What is Halloween?: Other than being widely recognised as a commercialised American holiday, Halloween or Hallowe’en is observed in many countries on 31 October. It takes place on the eve of the Western Christian Feast of All Saints’ Day and is a time dedicated primarily to remembering the faithfully departed.
As a kid, Halloween used to hype me up so much. As a 21-year-old, it still does, but the hype looks very different now.
In South Africa, it’s safe to say that we’ve put our own unique spin on the traditional Halloween festivities. For most of us youngsters, our approach to celebrating Halloween differs greatly from the stereotypical portrayals we often see on TV and social media of how other countries mark the occasion.
No, we will not be doing the traditional trick-or-treating (we live in South Africa, this is self-explanatory if you think about it from a safety POV) but what we will be doing is congregating at our neighbourhood clubs and bars for Halloween-themed jols, in quirky, last-minute ensembles.
Though our brand of celebration may not fully capture the deeper meaning of Halloween, at least we are not romanticising Euro-centric forms of celebration like leaving orange pumpkins outside our homes for decorations or anything.
But what still drives people each and every year to attend these events?
I would say firstly, The desire for escapism.
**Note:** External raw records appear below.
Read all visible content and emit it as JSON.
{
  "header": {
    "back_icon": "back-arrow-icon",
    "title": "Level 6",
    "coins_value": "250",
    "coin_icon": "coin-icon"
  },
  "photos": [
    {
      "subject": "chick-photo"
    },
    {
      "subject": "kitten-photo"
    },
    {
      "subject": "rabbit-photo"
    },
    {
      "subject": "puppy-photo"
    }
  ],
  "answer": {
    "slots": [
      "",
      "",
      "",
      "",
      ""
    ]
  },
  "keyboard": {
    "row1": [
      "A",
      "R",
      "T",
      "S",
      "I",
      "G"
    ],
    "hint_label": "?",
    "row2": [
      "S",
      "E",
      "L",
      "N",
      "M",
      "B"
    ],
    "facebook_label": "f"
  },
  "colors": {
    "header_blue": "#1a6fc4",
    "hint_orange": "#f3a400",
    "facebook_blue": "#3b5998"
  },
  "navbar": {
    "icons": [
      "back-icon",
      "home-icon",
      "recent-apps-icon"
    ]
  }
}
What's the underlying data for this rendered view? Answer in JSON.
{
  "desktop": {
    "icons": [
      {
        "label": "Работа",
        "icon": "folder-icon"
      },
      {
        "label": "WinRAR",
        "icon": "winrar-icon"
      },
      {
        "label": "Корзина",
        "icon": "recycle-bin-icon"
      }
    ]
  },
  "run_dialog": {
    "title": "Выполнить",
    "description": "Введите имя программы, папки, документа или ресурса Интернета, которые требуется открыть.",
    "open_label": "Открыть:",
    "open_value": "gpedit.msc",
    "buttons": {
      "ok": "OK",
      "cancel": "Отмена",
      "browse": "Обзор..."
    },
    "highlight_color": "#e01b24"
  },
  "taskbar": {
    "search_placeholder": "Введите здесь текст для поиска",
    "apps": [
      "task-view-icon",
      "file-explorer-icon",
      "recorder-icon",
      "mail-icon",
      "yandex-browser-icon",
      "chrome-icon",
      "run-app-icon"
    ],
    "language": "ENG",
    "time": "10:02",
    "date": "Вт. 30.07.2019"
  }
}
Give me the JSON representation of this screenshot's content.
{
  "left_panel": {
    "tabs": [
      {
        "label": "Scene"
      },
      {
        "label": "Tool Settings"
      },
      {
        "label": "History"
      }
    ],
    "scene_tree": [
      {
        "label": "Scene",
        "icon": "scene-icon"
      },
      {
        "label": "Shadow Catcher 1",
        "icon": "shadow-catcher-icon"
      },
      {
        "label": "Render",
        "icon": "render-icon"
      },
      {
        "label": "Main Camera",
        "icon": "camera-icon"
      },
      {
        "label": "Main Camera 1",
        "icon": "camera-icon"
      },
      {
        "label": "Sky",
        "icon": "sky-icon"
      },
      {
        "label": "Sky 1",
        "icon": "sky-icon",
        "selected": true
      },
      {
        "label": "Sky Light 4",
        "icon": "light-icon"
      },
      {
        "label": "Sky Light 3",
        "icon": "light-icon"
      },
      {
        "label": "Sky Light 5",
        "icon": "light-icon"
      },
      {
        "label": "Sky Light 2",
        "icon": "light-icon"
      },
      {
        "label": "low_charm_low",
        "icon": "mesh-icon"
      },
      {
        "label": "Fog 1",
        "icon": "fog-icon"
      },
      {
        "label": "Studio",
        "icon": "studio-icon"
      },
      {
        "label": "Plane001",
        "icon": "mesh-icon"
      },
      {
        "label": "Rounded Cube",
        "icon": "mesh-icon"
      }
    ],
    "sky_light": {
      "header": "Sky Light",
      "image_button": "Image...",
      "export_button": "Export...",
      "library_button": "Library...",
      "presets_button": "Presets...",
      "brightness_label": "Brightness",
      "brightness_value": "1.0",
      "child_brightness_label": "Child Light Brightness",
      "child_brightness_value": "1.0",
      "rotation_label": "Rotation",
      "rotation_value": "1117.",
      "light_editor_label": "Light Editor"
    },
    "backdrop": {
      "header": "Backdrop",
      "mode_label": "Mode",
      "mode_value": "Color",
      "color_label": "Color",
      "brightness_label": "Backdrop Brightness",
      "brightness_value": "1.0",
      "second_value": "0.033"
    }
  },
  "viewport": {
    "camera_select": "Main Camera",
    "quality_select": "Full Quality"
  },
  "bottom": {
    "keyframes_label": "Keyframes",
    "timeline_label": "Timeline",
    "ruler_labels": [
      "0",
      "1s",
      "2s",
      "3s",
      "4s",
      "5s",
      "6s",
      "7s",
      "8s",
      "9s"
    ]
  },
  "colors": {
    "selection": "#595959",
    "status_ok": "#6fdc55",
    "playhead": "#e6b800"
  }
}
Escapism can be defined as a way of avoiding reality or the mundane aspects of real life, and with the opportunity to dress up as whatever you like, the psychology behind why we engage in Halloween, in large-setting such as club parties, might bring up some scary truths about our personalities.
And then of course there’s that need to stay current. Social media visibility has played a significant role in the rise of Halloween celebrations in South Africa. Polls and polls, that’s all I’ve been seeing on my Instagram feed. ‘Pick my Halloween outfit’ ‘What’s our plans for Halloween’ ‘My JHB people, where we are going for Halloween’ are all popular titles of polls that are happening on Instagram in preparation for Halloween. Everyone loves to showcase their costumes, their make-up skills and party experiences online and so the trend of sharing Halloween-themed content every year has fueled attendance to these club events each and every year just so they can join the frenzy and have something to post about.
From a commercial perspective, Halloween celebrations at bars and clubs represent a lucrative opportunity for venue owners. Even though you might still be drinking an over-priced cocktail- for businesses, it is an opportunity to boost their sales, create a buzz and increase foot traffic. Obviously, these venues are more than willing to invest in a couple of cobweb decorations, special drink menus and entertainment if it means that they reach a customer base that will support the business, even after Halloween is over.
The last reason I would say why masses flock to clubs for celebrations like Halloween is to avoid public scrutiny. If someone knows you as a religious person, or as someone who possesses spiritual views that are contrary to what the holiday symbolises, the chances of them questioning you for choice of participation in clubs themed events is probably much lower than if they were to see you hosting a Halloween party at home.
Here are a couple of pictures from Prime’s Halloween Party at the Hallmark House Hotel, in Johannesburg last week Saturday, 21 October 2023.